PUTRAJAYA: The judiciary has proposed that provisions in the Federal Constitution be amended to remove executive involvement in the appointment of judges.
This was revealed by Chief Justice Tengku Maimun Tuan Mat, who said the suggestion was given by the judiciary to the task force probing former attorney-general Tommy Thomas’ book, “My Story: Justice In The Wilderness”.
One of the suggestions was that improvements should be made to the process of appointing judges.
“We suggested that there should be an amendment to the constitution to give effect to our proposal,” she told reporters after officiating a ceremony to open the legal year.
Tengku Maimun said the judiciary was collectively supportive of the task force’s proposal to the government.
“That is our general stand to improve the judiciary or the Judicial Appointments Commission (JAC). However, there must be meaningful engagement with all stakeholders to move forward,” she said.
Article 122B (1) states that judges and all administrative position holders shall be appointed by the Yang di-Pertuan Agong, acting on the advice of the prime minister, after consultation with the Conference of Rulers.
However, Section 27 of the Judicial Appointments Commission Act 2009 states that the prime minister may request for two additional names for consideration with respect to any vacancy to the offices of the Chief Justice, Court of Appeal President, Chief Judges of Malaya, and Sabah and Sarawak, and on the panels of the Federal Court and the Court of Appeal.
Tengku Maimun said any amendment to the 2009 Act would likely first require the Federal Constitution itself to be amended.
“We will not reach the objective of appointing judges without executive involvement, if the current provision (which requires executive consultation) remains,” she added.
She said the prevailing public perception of executive involvement in the appointment of judges must also be removed.
Tengku Maimun said she had also called for the new government to set up an independent judicial academy to cater to the training needs of superior court judges.
Last year the top judge announced that the government approved 25 acres of land in Nilai, Negeri Sembilan, alongside an existing magistrates’ court for the academy.
“In principle, the previous government had approved (the proposal), but when the final decision was communicated to us, they said judges should go to the judicial and legal service officers’ training institute due to a costing issue.
“As a matter of principle, judges should not be going there. Judges are not government officers,” Tengku Maimun said.

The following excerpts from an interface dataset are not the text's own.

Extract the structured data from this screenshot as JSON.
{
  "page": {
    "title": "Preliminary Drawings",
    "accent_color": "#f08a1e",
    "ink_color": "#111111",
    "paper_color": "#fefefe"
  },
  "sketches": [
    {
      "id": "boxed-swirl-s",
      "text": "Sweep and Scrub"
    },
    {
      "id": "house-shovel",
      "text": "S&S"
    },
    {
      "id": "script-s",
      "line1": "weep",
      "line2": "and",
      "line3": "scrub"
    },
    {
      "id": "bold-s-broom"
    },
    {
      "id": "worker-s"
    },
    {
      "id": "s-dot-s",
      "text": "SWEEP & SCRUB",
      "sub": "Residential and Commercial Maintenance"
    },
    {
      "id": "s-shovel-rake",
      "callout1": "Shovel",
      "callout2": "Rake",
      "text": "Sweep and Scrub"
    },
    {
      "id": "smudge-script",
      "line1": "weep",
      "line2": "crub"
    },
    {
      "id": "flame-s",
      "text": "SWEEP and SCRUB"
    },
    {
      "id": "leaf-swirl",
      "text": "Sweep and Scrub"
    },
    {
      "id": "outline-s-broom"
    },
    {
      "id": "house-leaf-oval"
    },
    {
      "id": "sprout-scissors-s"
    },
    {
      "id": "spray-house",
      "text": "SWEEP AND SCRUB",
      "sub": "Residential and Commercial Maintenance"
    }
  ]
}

She said judges in the past never attended any course at the institute located in Bandar Baru Bangi.
“The person who issued the statement lacked understanding of the law and procedure,” she added.

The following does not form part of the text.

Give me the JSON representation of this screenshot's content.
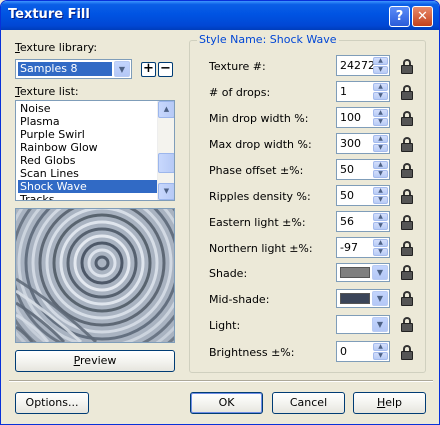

Meanwhile, sharing a personal experience in her role as Chief Justice, Tengku Maimun said she had been on the receiving end of death threats when presiding over cases involving certain personalities.
“In cases involving certain personalities, the support or criticism is extreme. People generally know that I myself have received death threats before.
“Whether those were serious threats or not is another question, but it has reached that level,” she said, according to Bernama.
When it comes to high-profile individuals, she said the comments directed at the judiciary were not constructive but excessive, one-sided and politically-motivated.
“I hope the people out there understand the structure of the country’s legal process before issuing any statements which show their lack of understanding.”
In August last year, the media quoted police as saying they had received reports of threats made against Tengku Maimun on social media and would be taking action against anyone found abusing such platforms to undermine security.